From Heroin to Hope
We all know 2020 has been a year filled with adversity. While the majority of this year has been tough for most, it’s not been all bad. I was reminded of the good still happening in this world last week when my wife told me about the story of Mitchell resident, Samantha Schaefer.
For years, Samantha was addicted to drugs and spent time in and out of jail. During her last stint in jail, she was interviewed by Detective Joel Reinesch. Samantha was withdrawing from meth and heroin, hadn’t showered in days, and frankly didn’t care much to talk to the detective. All she wanted from him was a cigarette.
She never got that cigarette. Instead, she found Jesus in jail and never looked back – she got a new life. Samantha told herself when she got out of jail, she would focus on giving back to the community that helped her sober up and get her life on track.
At thirty-five years old, newly sober, and fresh out of jail, Samantha stepped foot in a classroom. She received an associate degree in human services, but quickly decided she wanted to take her education to the next level. She enrolled at Dakota Wesleyan University to pursue a bachelor’s degree in criminal justice.
Would you believe me if I told you on her first day she was assigned an advisor and that advisor turned out to be none other than the detective that processed her jail paper work years prior? Samantha said both her and Detective Reinesch felt awkward at first. She credits God’s grace and ability to change hearts and minds for where their friendship is today.
When I asked Detective Reinesch what he thought about her story, he responded with this:
“We all have either been personally touched by addiction or have known someone or a family that has. As a police officer, I saw it daily and saw how debilitating it can be on the individual, but especially their family as well. I’m in awe of Sam’s journey and the strength she has shown through all of this and continues to show today. The pride you could see in her eyes, on her face and in her voice when she received her diploma from Dakota Wesleyan was immeasurable.

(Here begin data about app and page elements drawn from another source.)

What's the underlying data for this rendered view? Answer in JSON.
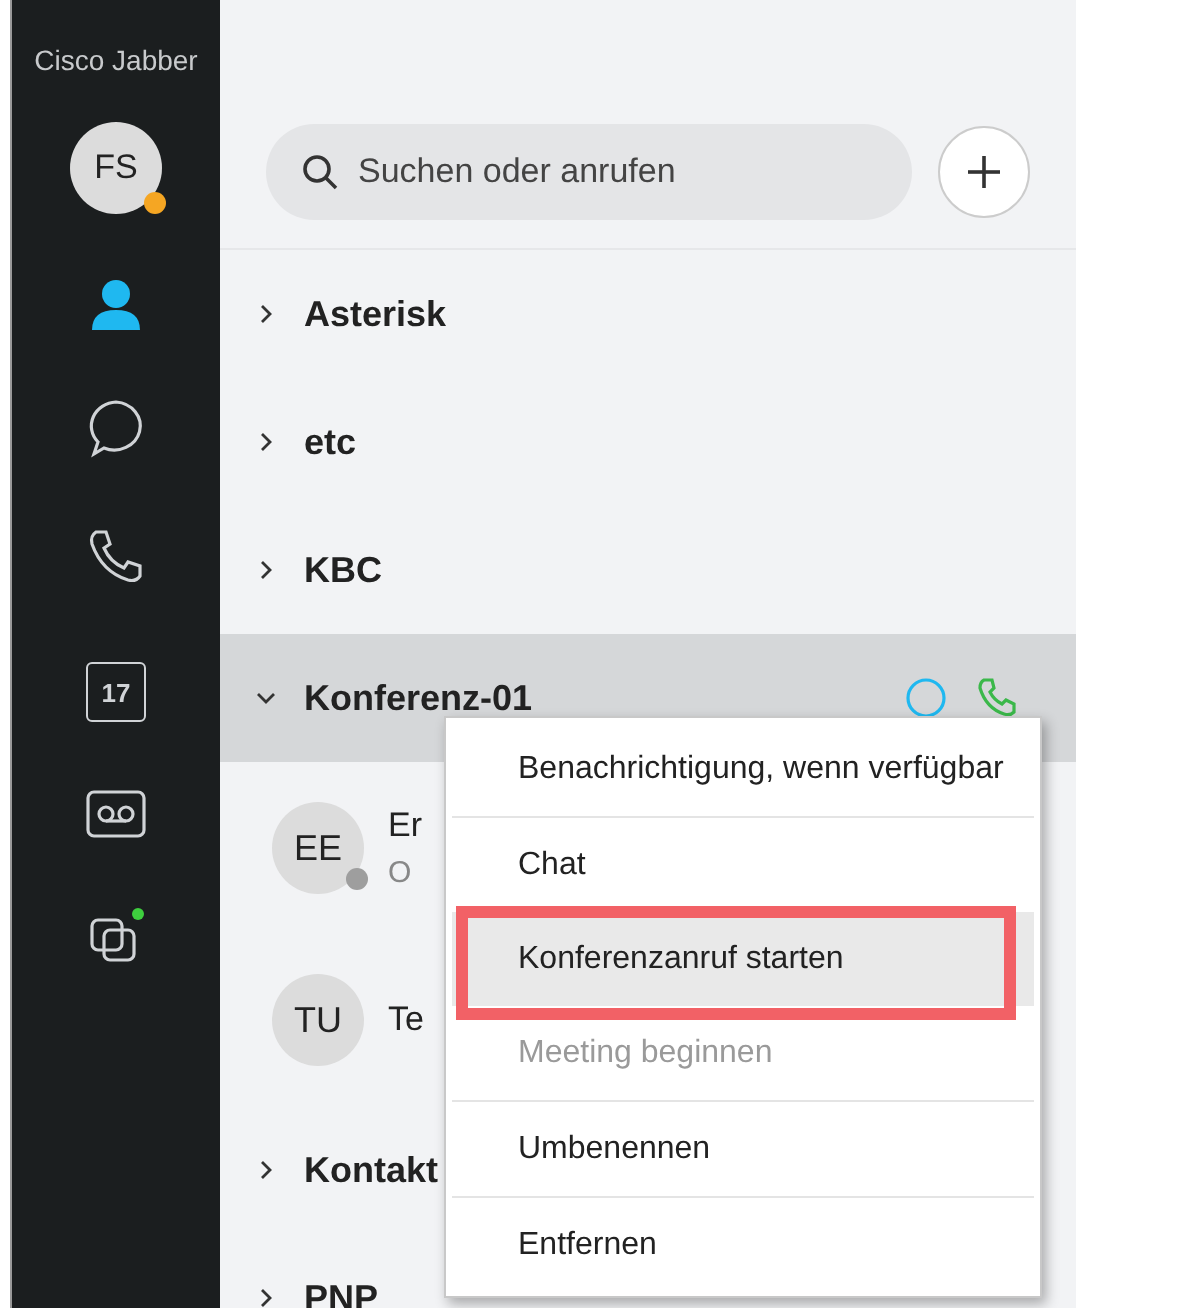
{
  "app_title": "Cisco Jabber",
  "profile": {
    "initials": "FS",
    "color": "#f5a623"
  },
  "nav": [
    {
      "kind": "contacts",
      "selected": true
    },
    {
      "kind": "chat",
      "selected": false
    },
    {
      "kind": "calls",
      "selected": false
    },
    {
      "kind": "calendar",
      "label": "17",
      "selected": false
    },
    {
      "kind": "voicemail",
      "selected": false
    },
    {
      "kind": "meetings",
      "selected": false,
      "badge": true
    }
  ],
  "search": {
    "placeholder": "Suchen oder anrufen"
  },
  "groups": [
    {
      "name": "Asterisk",
      "expanded": false,
      "selected": false
    },
    {
      "name": "etc",
      "expanded": false,
      "selected": false
    },
    {
      "name": "KBC",
      "expanded": false,
      "selected": false
    },
    {
      "name": "Konferenz-01",
      "expanded": true,
      "selected": true,
      "children": [
        {
          "initials": "EE",
          "name": "Er",
          "subtitle": "O",
          "color": "#9e9e9e"
        },
        {
          "initials": "TU",
          "name": "Te"
        }
      ]
    },
    {
      "name": "Kontakt",
      "expanded": false,
      "selected": false
    },
    {
      "name": "PNP",
      "expanded": false,
      "selected": false
    }
  ],
  "context_menu": [
    {
      "label": "Benachrichtigung, wenn verfügbar",
      "disabled": false,
      "selected": false
    },
    {
      "label": "Chat",
      "disabled": false,
      "selected": false
    },
    {
      "label": "Konferenzanruf starten",
      "disabled": false,
      "selected": true,
      "annotated": true
    },
    {
      "label": "Meeting beginnen",
      "disabled": true,
      "selected": false
    },
    {
      "label": "Umbenennen",
      "disabled": false,
      "selected": false
    },
    {
      "label": "Entfernen",
      "disabled": false,
      "selected": false
    }
  ]
}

“Addicts fight that addiction every single day. She did it as a single mother to two, working to pay the bills to provide for them on top of attending college full-time with students half her age. She had every reason to throw in the towel and give in. Instead, she showed up every single day, turned in every single assignment and never once offered excuses when things got hard or uncomfortable and finished as an Honor Graduate. I saw Sam at her lowest of lows and am incredibly blessed to see her at the best of her best."
Samantha walked across the graduation stage this year – and Detective Reinesch presented her with her academic hood. She credits him for playing a significant role in her development and success at DWU.
Like Detective Reinesch said, her belief and determination are a blueprint forward for all of us. I hope her story reminds you good things are happening, even in 2020.